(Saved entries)
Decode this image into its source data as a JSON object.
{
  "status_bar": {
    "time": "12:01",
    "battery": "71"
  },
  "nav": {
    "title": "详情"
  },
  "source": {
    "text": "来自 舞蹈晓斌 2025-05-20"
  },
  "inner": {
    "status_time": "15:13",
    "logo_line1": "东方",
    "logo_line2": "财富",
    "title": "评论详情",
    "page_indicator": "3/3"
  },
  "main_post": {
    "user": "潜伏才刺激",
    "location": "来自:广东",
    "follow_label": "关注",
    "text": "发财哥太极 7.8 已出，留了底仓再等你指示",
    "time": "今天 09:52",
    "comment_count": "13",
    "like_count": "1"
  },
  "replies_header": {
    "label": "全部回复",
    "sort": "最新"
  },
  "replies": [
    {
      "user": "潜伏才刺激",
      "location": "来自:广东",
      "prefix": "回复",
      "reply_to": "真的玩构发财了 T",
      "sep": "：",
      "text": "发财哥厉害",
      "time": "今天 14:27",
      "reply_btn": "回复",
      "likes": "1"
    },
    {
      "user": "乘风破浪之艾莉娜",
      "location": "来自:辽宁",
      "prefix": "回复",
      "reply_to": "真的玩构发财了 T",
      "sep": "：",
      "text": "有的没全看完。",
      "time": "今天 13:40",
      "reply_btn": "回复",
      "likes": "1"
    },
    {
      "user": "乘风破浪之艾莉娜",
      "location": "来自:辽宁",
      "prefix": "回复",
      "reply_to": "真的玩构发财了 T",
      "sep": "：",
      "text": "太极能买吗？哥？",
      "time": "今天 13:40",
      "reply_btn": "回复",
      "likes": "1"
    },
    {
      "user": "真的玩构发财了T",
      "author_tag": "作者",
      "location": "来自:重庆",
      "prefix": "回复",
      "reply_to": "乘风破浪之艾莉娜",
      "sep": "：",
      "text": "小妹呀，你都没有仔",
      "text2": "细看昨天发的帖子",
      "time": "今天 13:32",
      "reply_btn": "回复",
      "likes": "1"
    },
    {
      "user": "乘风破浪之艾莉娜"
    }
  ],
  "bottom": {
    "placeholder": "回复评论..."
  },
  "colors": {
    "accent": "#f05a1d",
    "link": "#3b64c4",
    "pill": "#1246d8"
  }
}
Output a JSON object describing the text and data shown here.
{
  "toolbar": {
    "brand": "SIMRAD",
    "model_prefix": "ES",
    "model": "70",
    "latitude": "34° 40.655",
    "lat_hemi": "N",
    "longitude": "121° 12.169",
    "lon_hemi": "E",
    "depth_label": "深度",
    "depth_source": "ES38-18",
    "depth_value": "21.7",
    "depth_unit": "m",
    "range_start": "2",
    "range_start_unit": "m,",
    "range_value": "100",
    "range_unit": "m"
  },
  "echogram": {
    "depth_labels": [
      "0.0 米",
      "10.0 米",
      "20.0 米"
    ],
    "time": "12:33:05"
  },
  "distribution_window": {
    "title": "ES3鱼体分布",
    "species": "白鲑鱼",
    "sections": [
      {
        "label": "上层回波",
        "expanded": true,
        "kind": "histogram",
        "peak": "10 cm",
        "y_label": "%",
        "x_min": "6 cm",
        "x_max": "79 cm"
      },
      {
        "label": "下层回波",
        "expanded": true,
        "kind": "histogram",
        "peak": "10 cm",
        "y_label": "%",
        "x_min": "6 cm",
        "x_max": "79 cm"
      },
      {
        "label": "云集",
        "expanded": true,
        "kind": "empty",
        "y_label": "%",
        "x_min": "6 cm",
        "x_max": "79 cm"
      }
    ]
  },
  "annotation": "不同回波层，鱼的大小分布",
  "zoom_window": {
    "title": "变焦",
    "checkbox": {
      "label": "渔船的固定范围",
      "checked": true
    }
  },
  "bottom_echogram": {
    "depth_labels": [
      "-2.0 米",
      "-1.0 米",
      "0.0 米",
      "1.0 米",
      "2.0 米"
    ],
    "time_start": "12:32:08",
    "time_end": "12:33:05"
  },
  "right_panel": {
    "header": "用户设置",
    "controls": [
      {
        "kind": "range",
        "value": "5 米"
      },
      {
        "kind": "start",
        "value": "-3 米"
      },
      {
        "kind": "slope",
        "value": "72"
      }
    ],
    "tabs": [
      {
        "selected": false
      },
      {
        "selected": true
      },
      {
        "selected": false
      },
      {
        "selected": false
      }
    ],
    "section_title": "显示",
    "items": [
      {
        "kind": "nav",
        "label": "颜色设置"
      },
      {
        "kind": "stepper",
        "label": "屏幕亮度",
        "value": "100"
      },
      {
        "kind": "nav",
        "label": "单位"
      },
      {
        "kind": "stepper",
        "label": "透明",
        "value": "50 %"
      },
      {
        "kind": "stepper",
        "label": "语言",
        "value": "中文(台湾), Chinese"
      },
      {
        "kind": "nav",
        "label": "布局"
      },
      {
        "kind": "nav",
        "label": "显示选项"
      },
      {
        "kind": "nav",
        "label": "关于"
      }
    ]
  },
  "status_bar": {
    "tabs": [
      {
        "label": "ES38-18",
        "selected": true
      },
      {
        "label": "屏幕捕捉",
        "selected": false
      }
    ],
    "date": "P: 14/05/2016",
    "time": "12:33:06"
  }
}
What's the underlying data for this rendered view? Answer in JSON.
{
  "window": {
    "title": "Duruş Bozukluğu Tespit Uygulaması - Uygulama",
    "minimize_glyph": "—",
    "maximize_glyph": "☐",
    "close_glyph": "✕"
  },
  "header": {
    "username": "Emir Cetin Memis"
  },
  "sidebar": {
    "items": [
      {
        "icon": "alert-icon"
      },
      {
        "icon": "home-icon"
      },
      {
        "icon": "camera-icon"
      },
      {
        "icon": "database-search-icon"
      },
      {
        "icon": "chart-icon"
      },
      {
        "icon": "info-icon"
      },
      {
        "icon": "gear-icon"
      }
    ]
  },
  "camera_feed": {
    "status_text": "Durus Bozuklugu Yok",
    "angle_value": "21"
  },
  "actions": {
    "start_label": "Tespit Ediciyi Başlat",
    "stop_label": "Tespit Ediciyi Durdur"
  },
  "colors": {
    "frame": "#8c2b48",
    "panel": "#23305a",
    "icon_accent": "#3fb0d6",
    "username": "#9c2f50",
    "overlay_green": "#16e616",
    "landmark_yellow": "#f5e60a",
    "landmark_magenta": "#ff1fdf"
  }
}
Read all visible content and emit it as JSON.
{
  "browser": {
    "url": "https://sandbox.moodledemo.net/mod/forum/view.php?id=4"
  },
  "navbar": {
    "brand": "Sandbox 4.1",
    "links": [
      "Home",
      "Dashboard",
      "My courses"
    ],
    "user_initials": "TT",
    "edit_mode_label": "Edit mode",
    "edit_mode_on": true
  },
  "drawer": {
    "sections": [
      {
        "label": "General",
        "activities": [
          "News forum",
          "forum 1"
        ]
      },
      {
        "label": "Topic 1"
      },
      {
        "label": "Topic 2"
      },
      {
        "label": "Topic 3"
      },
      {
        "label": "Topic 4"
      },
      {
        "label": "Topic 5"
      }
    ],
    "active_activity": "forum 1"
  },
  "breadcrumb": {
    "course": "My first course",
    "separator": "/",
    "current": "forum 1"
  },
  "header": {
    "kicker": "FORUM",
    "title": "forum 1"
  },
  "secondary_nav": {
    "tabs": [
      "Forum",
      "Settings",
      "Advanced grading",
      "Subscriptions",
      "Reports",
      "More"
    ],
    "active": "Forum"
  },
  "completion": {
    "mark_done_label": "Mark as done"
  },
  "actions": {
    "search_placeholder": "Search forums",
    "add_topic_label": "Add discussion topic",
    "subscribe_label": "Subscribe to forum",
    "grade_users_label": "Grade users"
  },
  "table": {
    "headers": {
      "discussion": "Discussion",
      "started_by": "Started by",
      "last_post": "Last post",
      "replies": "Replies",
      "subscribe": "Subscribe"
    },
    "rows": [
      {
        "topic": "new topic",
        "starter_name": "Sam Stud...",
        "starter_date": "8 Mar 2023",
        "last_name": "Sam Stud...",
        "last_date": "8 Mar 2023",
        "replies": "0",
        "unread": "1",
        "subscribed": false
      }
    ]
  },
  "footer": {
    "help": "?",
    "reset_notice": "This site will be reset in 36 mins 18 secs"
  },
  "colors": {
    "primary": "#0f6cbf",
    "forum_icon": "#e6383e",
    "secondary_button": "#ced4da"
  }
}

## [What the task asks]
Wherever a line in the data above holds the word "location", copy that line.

## [Solution for this exercise]
    "location": "来自:广东",
      "location": "来自:广东",
      "location": "来自:辽宁",
      "location": "来自:辽宁",
      "location": "来自:重庆",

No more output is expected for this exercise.